Now, the Legco is expanded to 90 seats, with only 20 of them directly elected from the geographical district, a reduction of 15 seats (i.e. >42.9%) from before. The 30 traditional FCs remain, but some of them (such as for IT, doctors and nurses) underwent drastic reduction of voter base and limitations of voter eligibility. And then, a newly created Election Committee (EC) constituency was formed with a whooping 40 seats, and they will be simply elected by a Beijing-controlled group of only 1,500 EC members.
The control does not stop here. Candidates must receive a number of nominations from among the Election Committee members, meaning that the EC essentially has a veto power over candidacies. On top of that, a Candidate Eligibility Review Committee was set up to vet and approve all candidates based on criteria including national security consideration. And their decisions are final and not up for any challenge, administratively or by the court.
freiheit.org: In the running up to this election, some candidates were arrested for holding pre-elections, and a new voting right was introduced in HK. How much of a choice do HKers still have in this election?
Charles Mok: In all previous Legco elections in Hong Kong, ever since there was direct elections held, the pro-democracy camp has won the majority of the geographical constituency, before and after the handover, up until the last Legco election in 2016. This time, all of those pro-democracy candidates who tried to run in the cancelled election in 2020 are no longer candidates. Many of them were among those arrested, detained and awaiting trials. ]]]

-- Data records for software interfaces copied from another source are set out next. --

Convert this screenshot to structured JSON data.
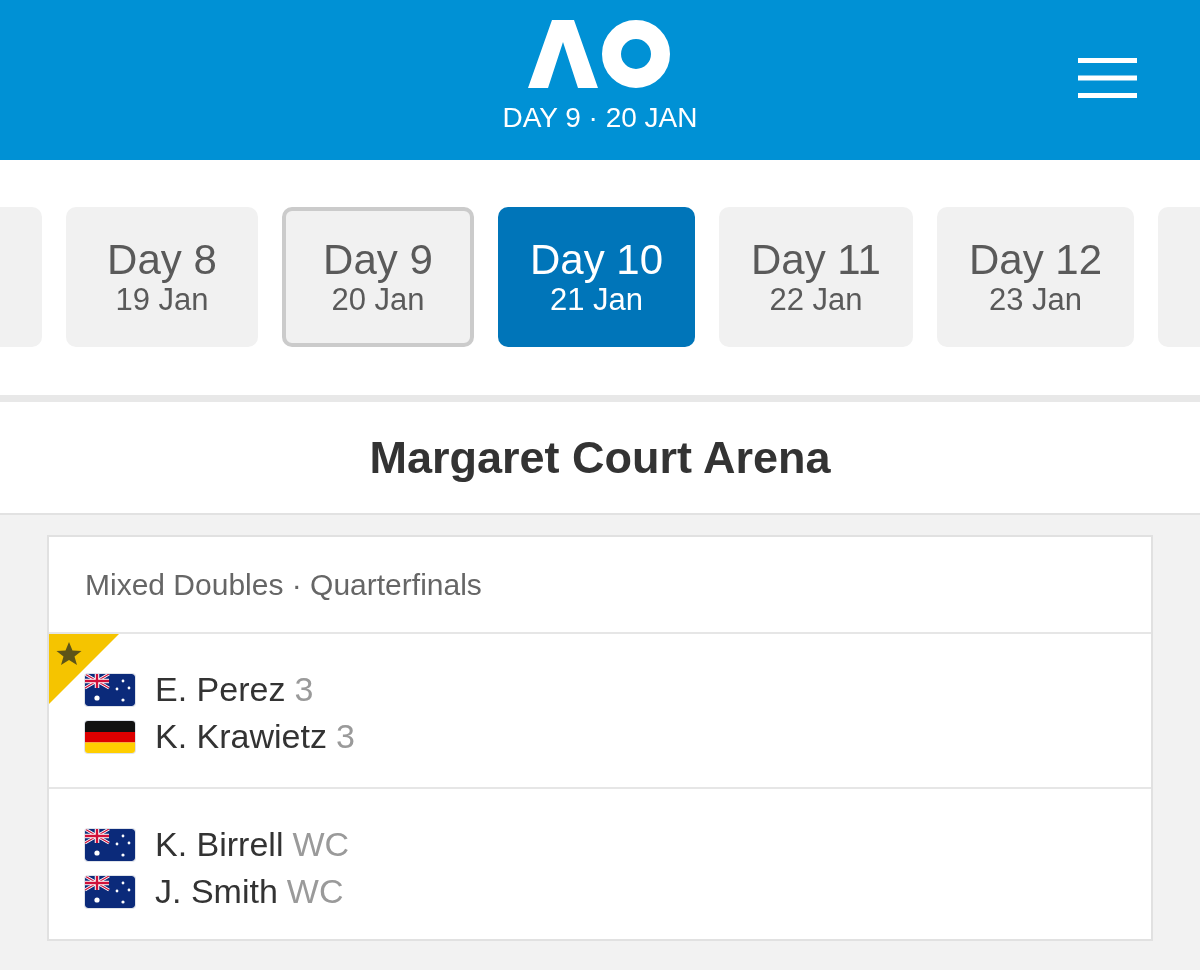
{
  "header": {
    "subtitle": "DAY 9 · 20 JAN"
  },
  "days": [
    {
      "day": "Day 8",
      "date": "19 Jan",
      "selected": false,
      "today": false
    },
    {
      "day": "Day 9",
      "date": "20 Jan",
      "selected": false,
      "today": true
    },
    {
      "day": "Day 10",
      "date": "21 Jan",
      "selected": true,
      "today": false
    },
    {
      "day": "Day 11",
      "date": "22 Jan",
      "selected": false,
      "today": false
    },
    {
      "day": "Day 12",
      "date": "23 Jan",
      "selected": false,
      "today": false
    }
  ],
  "venue": {
    "title": "Margaret Court Arena"
  },
  "match": {
    "event": "Mixed Doubles · Quarterfinals",
    "teams": [
      {
        "winner": true,
        "players": [
          {
            "name": "E. Perez",
            "seed": "3",
            "kind": "australia"
          },
          {
            "name": "K. Krawietz",
            "seed": "3",
            "kind": "germany"
          }
        ]
      },
      {
        "winner": false,
        "players": [
          {
            "name": "K. Birrell",
            "seed": "WC",
            "kind": "australia"
          },
          {
            "name": "J. Smith",
            "seed": "WC",
            "kind": "australia"
          }
        ]
      }
    ]
  }
}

For an average citizen in Hong Kong, the number of seats they can vote for and the number of candidates to choose from are both greatly reduced, not to mention that most of those who used to receive the most votes and won the most seats simply cannot run anymore.

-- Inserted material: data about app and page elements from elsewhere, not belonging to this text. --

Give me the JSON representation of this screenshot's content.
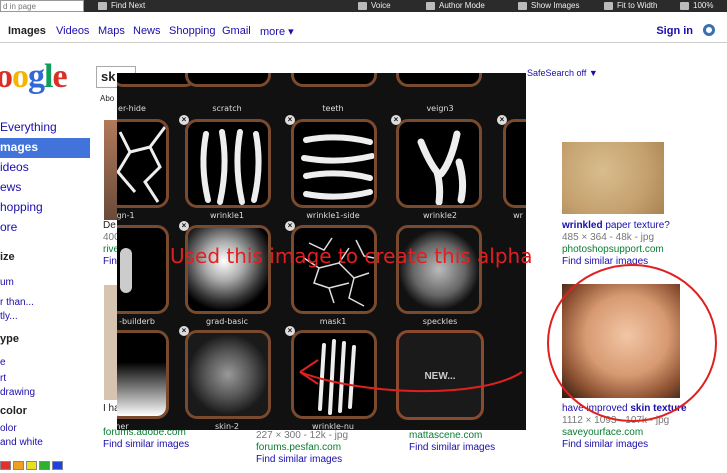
{
  "topbar": {
    "find_placeholder": "d in page",
    "find_next": "Find Next",
    "voice": "Voice",
    "author_mode": "Author Mode",
    "show_images": "Show Images",
    "fit_to_width": "Fit to Width",
    "zoom": "100%"
  },
  "nav": {
    "items": [
      "Images",
      "Videos",
      "Maps",
      "News",
      "Shopping",
      "Gmail",
      "more ▾"
    ],
    "sign_in": "Sign in"
  },
  "logo": "oogle",
  "search": {
    "value": "sk",
    "safesearch": "SafeSearch off ▼",
    "about": "Abo"
  },
  "sidebar": {
    "items": [
      "Everything",
      "mages",
      "ideos",
      "ews",
      "hopping",
      "ore"
    ],
    "size_header": "ize",
    "size_items": [
      "um",
      "r than...",
      "tly..."
    ],
    "type_header": "ype",
    "type_items": [
      "e",
      "rt",
      "drawing"
    ],
    "color_header": "color",
    "color_items": [
      "olor",
      "and white"
    ],
    "swatch_colors": [
      "#e03030",
      "#f0a020",
      "#e8e020",
      "#30b030",
      "#2040e0"
    ]
  },
  "panel": {
    "row0_labels": [
      "er-hide",
      "scratch",
      "teeth",
      "veign3"
    ],
    "row1_labels": [
      "eign-1",
      "wrinkle1",
      "wrinkle1-side",
      "wrinkle2",
      "wr"
    ],
    "row2_labels": [
      "-builderb",
      "grad-basic",
      "mask1",
      "speckles"
    ],
    "row3_labels": [
      "ner",
      "skin-2",
      "wrinkle-nu"
    ],
    "new_label": "NEW..."
  },
  "annotation": "Used this image to create this alpha",
  "results": {
    "r1": {
      "title_pre": "",
      "title_bold": "wrinkled",
      "title_post": " paper texture?",
      "meta": "485 × 364 - 48k - jpg",
      "url": "photoshopsupport.com",
      "similar": "Find similar images"
    },
    "r2": {
      "title_pre": "have improved ",
      "title_bold": "skin texture",
      "meta": "1112 × 1093 - 107k - jpg",
      "url": "saveyourface.com",
      "similar": "Find similar images"
    },
    "left_snip": {
      "a": "De",
      "b": "400",
      "c": "rive",
      "d": "Fin"
    },
    "bottom": {
      "col1": [
        "I ha",
        "forums.adobe.com",
        "Find similar images"
      ],
      "col2": [
        "227 × 300 - 12k - jpg",
        "forums.pesfan.com",
        "Find similar images"
      ],
      "col3": [
        "mattascene.com",
        "Find similar images"
      ]
    }
  }
}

freiheit.org: This election is under the slogan “Patriots only”. What does this mean, and who is a patriot under this definition?
Charles Mok: One of the biggest problems with such a system is that Candidate Eligibility Review Committee is largely opaque and lacks any due process of appeal. In this sense, one can only take it that only those that the Beijing regime considers to be acceptable politically would be considered “patriotic” enough.
freiheit.org: In democracy theory, an elected government is deemed legitimate because the majority of people that has the right to vote has voted for them. How would you assess the legitimacy of the LegCo that will be elected this Sunday?
Charles Mok: In addition to getting the majority of the votes of the people who have the right to vote, it is as important to have a system where the right to stand as candidates and the right to be elected are also guaranteed and not arbitrarily or overly limited.
It is of course also important that the voting weight of each citizen be equal, and not for some people — by virtue of being a member of either the EC (1,500 voters for 40 seats!) or FC (30 seats) — to have a much larger voting power, and hence a much large representation, than an average citizen who has only one single vote for one of the 20 GC seats, the smallest block in the new Legco of 90 seats.
If we believe that a primary function of the legislature is to monitor the administration, then it would be ludicrous to have the administration control the candidacy and hence the outcomes of the legislature.
freiheit.org: In your opinion, how does the new election law fit with the freedoms guaranteed in HK’s Basic Law?
Charles Mok: Article 68 of the Hong Kong Basic Law states: “The method for forming the Legislative Council shall be specified in the light of the actual situation in the Hong Kong Special Administrative Region and in accordance with the principle of gradual and orderly progress. The ultimate aim is the election of all the members of the Legislative Council by universal suffrage.”
The government would argue that the current arrangement is just what Hong Kong needs “in light of the actual situation”. However, it is quite clearly not “gradual and orderly progress” toward more democracy and universal suffrage, but rather going in reverse.